ACTIVITY >>
Your response should give back each record exactly, word for word.

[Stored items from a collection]
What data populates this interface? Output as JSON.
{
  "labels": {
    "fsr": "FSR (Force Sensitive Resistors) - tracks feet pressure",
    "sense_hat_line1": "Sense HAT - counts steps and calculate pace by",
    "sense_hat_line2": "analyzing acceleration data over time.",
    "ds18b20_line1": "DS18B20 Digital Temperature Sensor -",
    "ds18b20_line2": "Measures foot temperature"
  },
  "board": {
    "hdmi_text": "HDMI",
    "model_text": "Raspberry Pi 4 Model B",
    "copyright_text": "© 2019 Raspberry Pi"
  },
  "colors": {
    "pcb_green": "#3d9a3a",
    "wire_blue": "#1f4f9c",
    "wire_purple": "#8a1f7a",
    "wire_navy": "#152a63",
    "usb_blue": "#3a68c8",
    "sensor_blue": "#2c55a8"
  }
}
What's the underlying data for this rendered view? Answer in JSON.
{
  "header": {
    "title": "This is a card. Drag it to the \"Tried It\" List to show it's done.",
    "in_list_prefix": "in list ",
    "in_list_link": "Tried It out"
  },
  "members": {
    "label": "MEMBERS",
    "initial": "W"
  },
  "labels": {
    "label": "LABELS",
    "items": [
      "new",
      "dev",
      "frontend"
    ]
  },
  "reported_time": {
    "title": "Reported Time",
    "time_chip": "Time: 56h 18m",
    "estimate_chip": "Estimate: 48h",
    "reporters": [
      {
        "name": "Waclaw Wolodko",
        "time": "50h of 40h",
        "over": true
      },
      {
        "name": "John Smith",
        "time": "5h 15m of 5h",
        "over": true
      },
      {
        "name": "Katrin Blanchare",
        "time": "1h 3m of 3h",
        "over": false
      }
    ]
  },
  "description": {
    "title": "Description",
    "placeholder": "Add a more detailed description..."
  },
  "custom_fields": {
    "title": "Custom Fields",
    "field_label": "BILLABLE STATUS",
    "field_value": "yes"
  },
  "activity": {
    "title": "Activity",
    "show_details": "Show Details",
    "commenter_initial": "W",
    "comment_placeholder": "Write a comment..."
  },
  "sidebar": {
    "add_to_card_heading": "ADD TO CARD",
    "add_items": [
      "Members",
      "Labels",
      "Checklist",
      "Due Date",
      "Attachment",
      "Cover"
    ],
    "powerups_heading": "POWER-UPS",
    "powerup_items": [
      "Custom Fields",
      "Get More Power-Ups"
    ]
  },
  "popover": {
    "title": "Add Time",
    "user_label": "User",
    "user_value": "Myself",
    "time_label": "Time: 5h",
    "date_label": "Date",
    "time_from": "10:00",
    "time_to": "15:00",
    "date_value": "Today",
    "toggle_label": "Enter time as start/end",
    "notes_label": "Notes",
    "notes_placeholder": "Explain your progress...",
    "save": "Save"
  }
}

SOLVED PROBLEM >>
What data populates this interface? Output as JSON.
{
  "labels": {
    "fsr": "FSR (Force Sensitive Resistors) - tracks feet pressure",
    "sense_hat_line1": "Sense HAT - counts steps and calculate pace by",
    "sense_hat_line2": "analyzing acceleration data over time.",
    "ds18b20_line1": "DS18B20 Digital Temperature Sensor -",
    "ds18b20_line2": "Measures foot temperature"
  },
  "board": {
    "hdmi_text": "HDMI",
    "model_text": "Raspberry Pi 4 Model B",
    "copyright_text": "© 2019 Raspberry Pi"
  },
  "colors": {
    "pcb_green": "#3d9a3a",
    "wire_blue": "#1f4f9c",
    "wire_purple": "#8a1f7a",
    "wire_navy": "#152a63",
    "usb_blue": "#3a68c8",
    "sensor_blue": "#2c55a8"
  }
}
What's the underlying data for this rendered view? Answer in JSON.
{
  "header": {
    "title": "This is a card. Drag it to the \"Tried It\" List to show it's done.",
    "in_list_prefix": "in list ",
    "in_list_link": "Tried It out"
  },
  "members": {
    "label": "MEMBERS",
    "initial": "W"
  },
  "labels": {
    "label": "LABELS",
    "items": [
      "new",
      "dev",
      "frontend"
    ]
  },
  "reported_time": {
    "title": "Reported Time",
    "time_chip": "Time: 56h 18m",
    "estimate_chip": "Estimate: 48h",
    "reporters": [
      {
        "name": "Waclaw Wolodko",
        "time": "50h of 40h",
        "over": true
      },
      {
        "name": "John Smith",
        "time": "5h 15m of 5h",
        "over": true
      },
      {
        "name": "Katrin Blanchare",
        "time": "1h 3m of 3h",
        "over": false
      }
    ]
  },
  "description": {
    "title": "Description",
    "placeholder": "Add a more detailed description..."
  },
  "custom_fields": {
    "title": "Custom Fields",
    "field_label": "BILLABLE STATUS",
    "field_value": "yes"
  },
  "activity": {
    "title": "Activity",
    "show_details": "Show Details",
    "commenter_initial": "W",
    "comment_placeholder": "Write a comment..."
  },
  "sidebar": {
    "add_to_card_heading": "ADD TO CARD",
    "add_items": [
      "Members",
      "Labels",
      "Checklist",
      "Due Date",
      "Attachment",
      "Cover"
    ],
    "powerups_heading": "POWER-UPS",
    "powerup_items": [
      "Custom Fields",
      "Get More Power-Ups"
    ]
  },
  "popover": {
    "title": "Add Time",
    "user_label": "User",
    "user_value": "Myself",
    "time_label": "Time: 5h",
    "date_label": "Date",
    "time_from": "10:00",
    "time_to": "15:00",
    "date_value": "Today",
    "toggle_label": "Enter time as start/end",
    "notes_label": "Notes",
    "notes_placeholder": "Explain your progress...",
    "save": "Save"
  }
}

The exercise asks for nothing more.